The former Temple of Antoninus and Faustina, built and dedicated between 141-161 AD provides an excellent example of how Western Civilization has responded to its ancient past. After falling into disrepair, it was converted into the church of San Lorenzo in Miranda, strangely occupying the center cella of the old temple.
But at one time, as the deep gouges and champfering into the tufa blocks of stone attest, people were once searching for something within its walls. Someone realized that the Romans used molten lead poured into bracket shaped recesses during construction, locking the stones into place. An incredibly patient plunderer retrieved those valuable bits of lead, leaving the stones damaged, rough, and gnawed off on the corners. Weather and normal wear and tear also have a way of slowly rounding out the right angles of cut stone.
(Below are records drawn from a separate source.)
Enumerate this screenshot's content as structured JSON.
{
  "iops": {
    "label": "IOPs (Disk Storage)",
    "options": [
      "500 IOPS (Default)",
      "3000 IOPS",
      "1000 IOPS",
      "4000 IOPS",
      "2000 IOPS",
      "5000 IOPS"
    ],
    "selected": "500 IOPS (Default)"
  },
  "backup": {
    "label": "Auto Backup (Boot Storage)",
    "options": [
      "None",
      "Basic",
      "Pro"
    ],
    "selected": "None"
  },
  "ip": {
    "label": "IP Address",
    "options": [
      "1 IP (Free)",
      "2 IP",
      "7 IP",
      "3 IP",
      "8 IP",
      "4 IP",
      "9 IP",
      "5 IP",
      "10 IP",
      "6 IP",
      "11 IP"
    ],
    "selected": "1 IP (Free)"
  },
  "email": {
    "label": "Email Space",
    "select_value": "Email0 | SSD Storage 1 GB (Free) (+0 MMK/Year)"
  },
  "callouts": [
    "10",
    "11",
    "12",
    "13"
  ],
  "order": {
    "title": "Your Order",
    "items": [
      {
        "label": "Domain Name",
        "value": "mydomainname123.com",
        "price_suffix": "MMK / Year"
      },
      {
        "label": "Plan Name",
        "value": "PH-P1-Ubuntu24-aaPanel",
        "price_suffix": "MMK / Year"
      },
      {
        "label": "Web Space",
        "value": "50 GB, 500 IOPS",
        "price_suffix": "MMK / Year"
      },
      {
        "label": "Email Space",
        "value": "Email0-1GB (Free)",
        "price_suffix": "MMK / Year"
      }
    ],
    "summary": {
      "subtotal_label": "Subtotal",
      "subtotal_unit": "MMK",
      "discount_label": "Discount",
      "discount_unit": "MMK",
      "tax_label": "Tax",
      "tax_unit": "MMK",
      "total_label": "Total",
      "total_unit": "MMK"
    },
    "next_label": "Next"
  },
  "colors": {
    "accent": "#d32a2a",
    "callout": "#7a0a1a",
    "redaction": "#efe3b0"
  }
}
Fast forward to the Renaissance, the worn, crumbly edges of ancient Roman stonework caught the eye of architects. Mistakingly believing that the Romans had intentionally rusticated their stone blocks led these Italians to copy the stonework in their new designs.
The Palazzo Pitti, in the Altrarno section of Florence, represents a stellar example of rusticated stone. Rustication comes from rustica, the Latin word for the countryside. Designed by either Filippo Brunelleschi or his assistant Luca Fancelli for Luca Pitti in 1457, it was later purchased and expanded by the Medici family and utilized as their third major palace complex.
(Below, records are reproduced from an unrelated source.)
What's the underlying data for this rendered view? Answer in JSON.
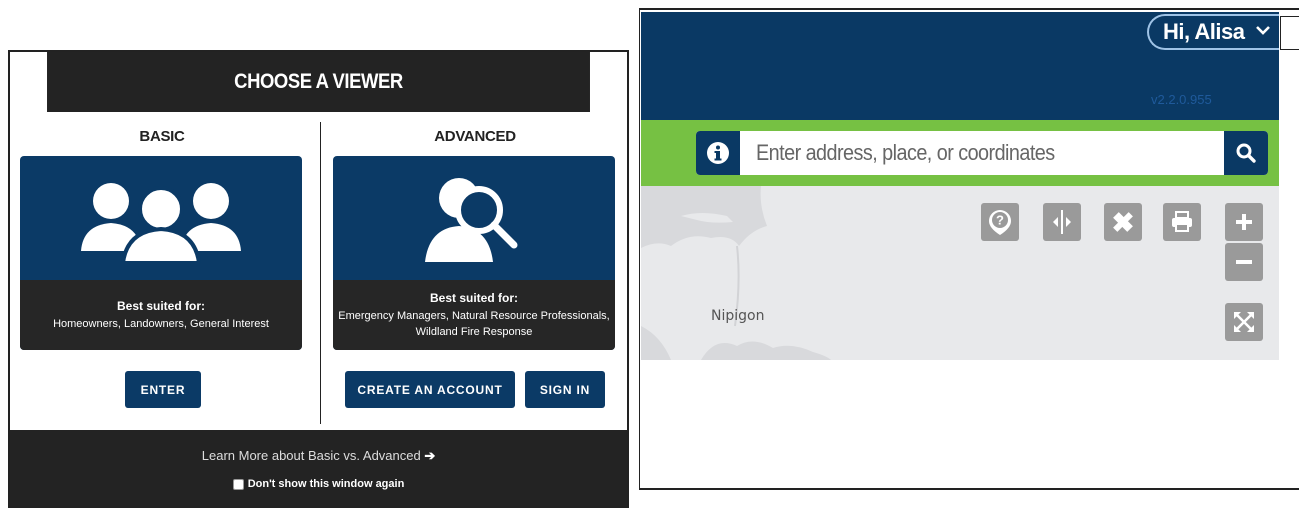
{
  "viewer": {
    "title": "CHOOSE A VIEWER",
    "basic": {
      "title": "BASIC",
      "suited_label": "Best suited for:",
      "suited_text": "Homeowners, Landowners, General Interest",
      "enter_label": "ENTER",
      "icon": "users-group-icon"
    },
    "advanced": {
      "title": "ADVANCED",
      "suited_label": "Best suited for:",
      "suited_line1": "Emergency Managers, Natural Resource Professionals,",
      "suited_line2": "Wildland Fire Response",
      "create_label": "CREATE AN ACCOUNT",
      "signin_label": "SIGN IN",
      "icon": "user-search-icon"
    },
    "footer": {
      "learn_more": "Learn More about Basic vs. Advanced",
      "dont_show": "Don't show this window again"
    }
  },
  "map": {
    "user_greeting": "Hi, Alisa",
    "version": "v2.2.0.955",
    "search_placeholder": "Enter address, place, or coordinates",
    "place_label": "Nipigon",
    "tools": [
      "identify-icon",
      "swipe-icon",
      "measure-icon",
      "print-icon",
      "zoom-in-icon",
      "zoom-out-icon",
      "fullscreen-icon"
    ]
  },
  "colors": {
    "navy": "#0a3964",
    "dark": "#232323",
    "green": "#76c143",
    "tool_gray": "#9a9a9a"
  }
}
As can be clearly seen, rusticated stonework is used throughout the palace, and demonstrated that rustication can come in a variety of forms. The interior courtyard sports a more refined rustication, while also following the Colisieum’s model of the Tuscan order on the bottom floor, then the Ionic, and then the Corinthian order on the top floor.
Back to St. Louis, and we realize that rusticated stone is everywhere, from the front basement elevation of many houses in St. Louis, to more massive, ornate structures such as the Cupples Mansion.
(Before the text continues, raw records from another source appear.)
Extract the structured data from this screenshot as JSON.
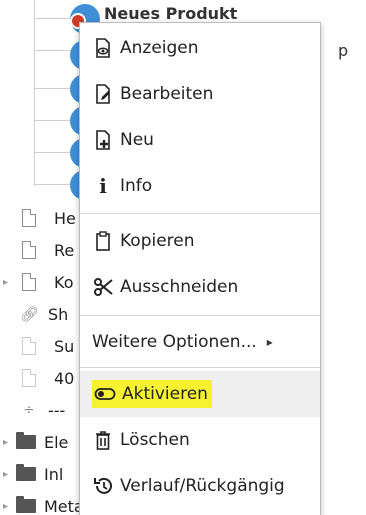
{
  "tree": {
    "top_label": "Neues Produkt",
    "right_fragment": "p",
    "rows": [
      {
        "label": "He",
        "icon": "document-icon",
        "arrow": ""
      },
      {
        "label": "Re",
        "icon": "document-icon",
        "arrow": ""
      },
      {
        "label": "Ko",
        "icon": "document-icon",
        "arrow": "▸"
      },
      {
        "label": "Sh",
        "icon": "link-icon",
        "arrow": ""
      },
      {
        "label": "Su",
        "icon": "document-icon",
        "arrow": ""
      },
      {
        "label": "40",
        "icon": "document-icon",
        "arrow": ""
      },
      {
        "label": "---",
        "icon": "spacer-icon",
        "arrow": ""
      },
      {
        "label": "Ele",
        "icon": "folder-icon",
        "arrow": "▸"
      },
      {
        "label": "Inl",
        "icon": "folder-icon",
        "arrow": "▸"
      },
      {
        "label": "Meta-Navigation",
        "icon": "folder-icon",
        "arrow": "▸"
      }
    ]
  },
  "menu": {
    "items": {
      "show": "Anzeigen",
      "edit": "Bearbeiten",
      "new": "Neu",
      "info": "Info",
      "copy": "Kopieren",
      "cut": "Ausschneiden",
      "more": "Weitere Optionen...",
      "activate": "Aktivieren",
      "delete": "Löschen",
      "history": "Verlauf/Rückgängig"
    },
    "more_chevron": "▸",
    "info_glyph": "i",
    "highlight_color": "#f6f231"
  }
}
Or exemplified in Union Station, which also uses rustication to great effect. As seen below, rustication was often used on the lower floor of the tower, and then smooth, cut stone takes over above the ground level.
It’s also used in tombs, as we just saw at the Henry Bacon Tomb in Bellefontaine Cemetery.
All in all, it’s fascinating to see how St. Louis builders continued to use this common stone finishing technique, with its ancient roots, all over the city.
Other examples of rusticated stone around St. Louis:
3 Comments Add yours
Very interesting. It also explains the reason for the “rusticated’ concrete block (aka cinder block) castings of the basement wall construction of my little 1936 Kirkwood brick house.
Of course, that type of construction has leaked like a sieve since probably day one – but it looks better than plain block.
Insightful, informative work, Chris. Looking forward to the rest of the series.
Thank for this information.
I had an enjoyable visit to St Louis a few years ago seeing it’s rich architeture, going to the City Museum, and eating BBQ and Italian.
tt, Los Angeles